** Opening THE DATA block **

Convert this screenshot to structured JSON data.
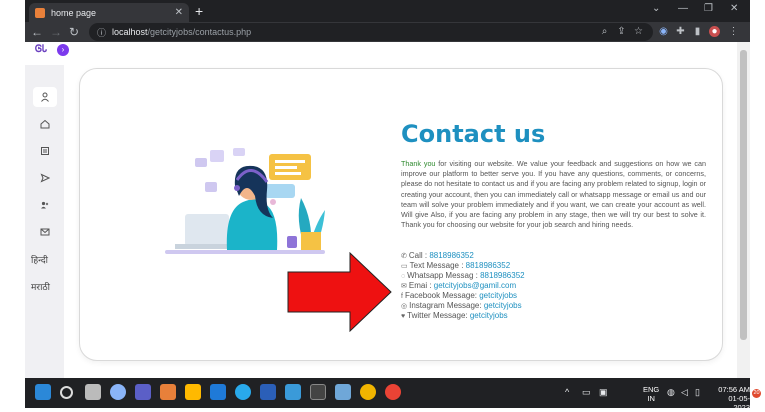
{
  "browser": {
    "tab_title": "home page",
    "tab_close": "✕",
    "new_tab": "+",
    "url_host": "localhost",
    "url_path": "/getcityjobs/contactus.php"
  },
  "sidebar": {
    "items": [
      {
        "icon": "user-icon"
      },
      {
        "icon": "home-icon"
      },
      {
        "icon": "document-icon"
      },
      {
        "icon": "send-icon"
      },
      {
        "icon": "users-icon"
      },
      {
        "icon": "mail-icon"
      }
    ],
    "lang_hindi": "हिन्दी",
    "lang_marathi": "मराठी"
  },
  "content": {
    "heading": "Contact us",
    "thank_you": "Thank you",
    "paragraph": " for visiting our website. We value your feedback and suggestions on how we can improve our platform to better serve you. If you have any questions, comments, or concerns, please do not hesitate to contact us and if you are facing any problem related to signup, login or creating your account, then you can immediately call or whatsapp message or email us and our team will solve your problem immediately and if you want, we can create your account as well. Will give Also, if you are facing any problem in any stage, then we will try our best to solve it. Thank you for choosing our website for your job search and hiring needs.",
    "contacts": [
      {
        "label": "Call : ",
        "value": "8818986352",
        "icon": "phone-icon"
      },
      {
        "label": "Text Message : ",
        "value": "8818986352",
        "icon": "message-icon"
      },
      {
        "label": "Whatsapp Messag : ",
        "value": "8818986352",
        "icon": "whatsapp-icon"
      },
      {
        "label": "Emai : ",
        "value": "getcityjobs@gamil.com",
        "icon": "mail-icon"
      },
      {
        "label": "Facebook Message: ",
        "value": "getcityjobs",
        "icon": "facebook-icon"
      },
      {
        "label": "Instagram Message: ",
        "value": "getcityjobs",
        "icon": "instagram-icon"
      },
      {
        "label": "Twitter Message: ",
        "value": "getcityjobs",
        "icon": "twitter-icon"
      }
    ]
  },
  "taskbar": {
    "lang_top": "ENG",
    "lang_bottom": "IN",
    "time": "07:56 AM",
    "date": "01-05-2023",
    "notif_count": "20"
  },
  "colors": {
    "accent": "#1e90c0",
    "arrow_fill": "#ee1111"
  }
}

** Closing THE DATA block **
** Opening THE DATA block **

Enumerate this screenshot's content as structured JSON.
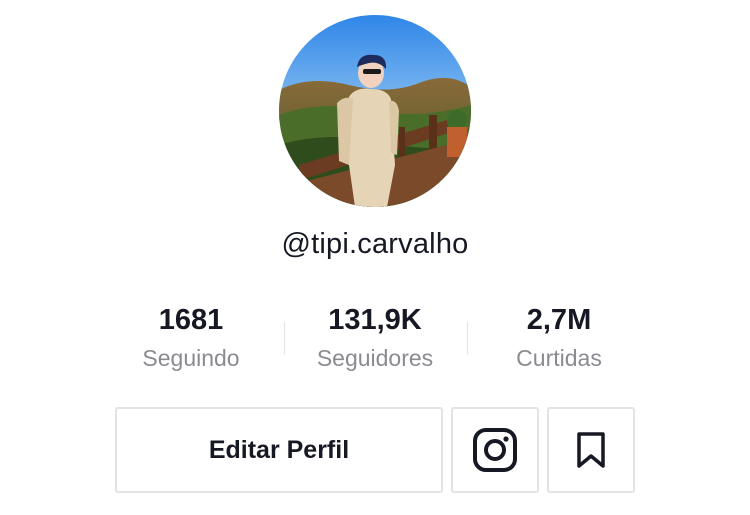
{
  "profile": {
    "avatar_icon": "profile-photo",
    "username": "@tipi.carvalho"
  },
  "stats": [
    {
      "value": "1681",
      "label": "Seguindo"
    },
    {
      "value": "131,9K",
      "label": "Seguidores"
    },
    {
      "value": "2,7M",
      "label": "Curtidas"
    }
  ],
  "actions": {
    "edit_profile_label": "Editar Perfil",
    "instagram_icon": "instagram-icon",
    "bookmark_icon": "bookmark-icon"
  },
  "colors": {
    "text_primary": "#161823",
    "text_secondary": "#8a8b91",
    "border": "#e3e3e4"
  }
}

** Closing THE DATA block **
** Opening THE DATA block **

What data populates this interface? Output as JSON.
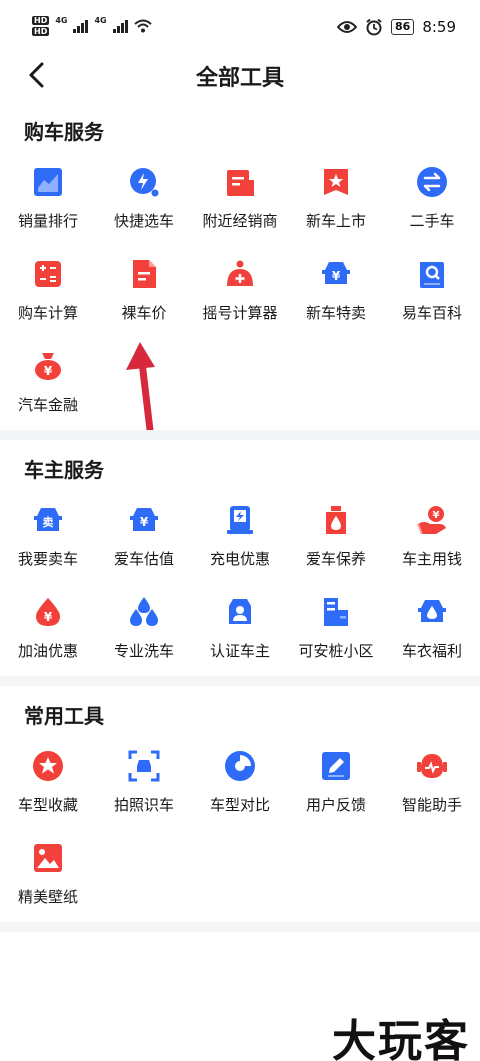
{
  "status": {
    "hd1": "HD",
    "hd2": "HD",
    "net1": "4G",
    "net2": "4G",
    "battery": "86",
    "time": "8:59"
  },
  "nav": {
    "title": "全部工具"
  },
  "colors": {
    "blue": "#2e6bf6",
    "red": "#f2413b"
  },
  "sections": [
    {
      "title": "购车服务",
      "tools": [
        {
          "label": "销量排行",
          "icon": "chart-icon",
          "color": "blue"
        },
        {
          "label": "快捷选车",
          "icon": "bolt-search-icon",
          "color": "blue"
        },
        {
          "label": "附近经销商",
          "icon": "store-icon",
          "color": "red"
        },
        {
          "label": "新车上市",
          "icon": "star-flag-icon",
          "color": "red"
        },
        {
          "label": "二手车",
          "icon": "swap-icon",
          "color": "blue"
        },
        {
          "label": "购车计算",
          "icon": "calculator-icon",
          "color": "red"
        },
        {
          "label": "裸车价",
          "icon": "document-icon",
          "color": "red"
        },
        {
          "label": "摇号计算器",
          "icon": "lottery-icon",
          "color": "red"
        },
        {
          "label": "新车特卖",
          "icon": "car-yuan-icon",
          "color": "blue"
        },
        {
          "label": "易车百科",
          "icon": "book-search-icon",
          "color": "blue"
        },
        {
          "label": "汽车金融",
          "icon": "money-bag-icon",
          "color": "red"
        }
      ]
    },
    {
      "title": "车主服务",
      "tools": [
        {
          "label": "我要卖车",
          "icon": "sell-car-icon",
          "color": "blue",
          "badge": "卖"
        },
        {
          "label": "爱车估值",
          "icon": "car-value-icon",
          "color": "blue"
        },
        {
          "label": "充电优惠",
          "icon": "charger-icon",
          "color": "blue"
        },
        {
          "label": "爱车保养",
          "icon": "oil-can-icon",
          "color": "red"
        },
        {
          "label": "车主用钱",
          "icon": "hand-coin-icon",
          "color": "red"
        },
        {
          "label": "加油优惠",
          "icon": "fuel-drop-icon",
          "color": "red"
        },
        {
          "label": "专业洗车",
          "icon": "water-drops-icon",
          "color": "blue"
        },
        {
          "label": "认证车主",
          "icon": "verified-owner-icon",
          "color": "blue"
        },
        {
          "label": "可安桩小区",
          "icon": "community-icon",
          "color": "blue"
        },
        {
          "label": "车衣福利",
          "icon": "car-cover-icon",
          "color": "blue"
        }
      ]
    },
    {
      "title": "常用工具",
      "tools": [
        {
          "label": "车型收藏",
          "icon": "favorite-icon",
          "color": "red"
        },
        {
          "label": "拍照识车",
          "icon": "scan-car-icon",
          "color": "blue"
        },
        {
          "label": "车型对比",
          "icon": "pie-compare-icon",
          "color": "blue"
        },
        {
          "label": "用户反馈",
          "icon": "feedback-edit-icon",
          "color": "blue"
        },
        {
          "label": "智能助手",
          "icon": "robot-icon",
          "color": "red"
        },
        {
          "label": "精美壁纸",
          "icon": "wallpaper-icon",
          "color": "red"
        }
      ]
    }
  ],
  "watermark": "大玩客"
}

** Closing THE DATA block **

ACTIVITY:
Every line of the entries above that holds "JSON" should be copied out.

RESULT OF THIS EXERCISE:
Convert this screenshot to structured JSON data.
Enumerate this screenshot's content as structured JSON.
What data populates this interface? Output as JSON.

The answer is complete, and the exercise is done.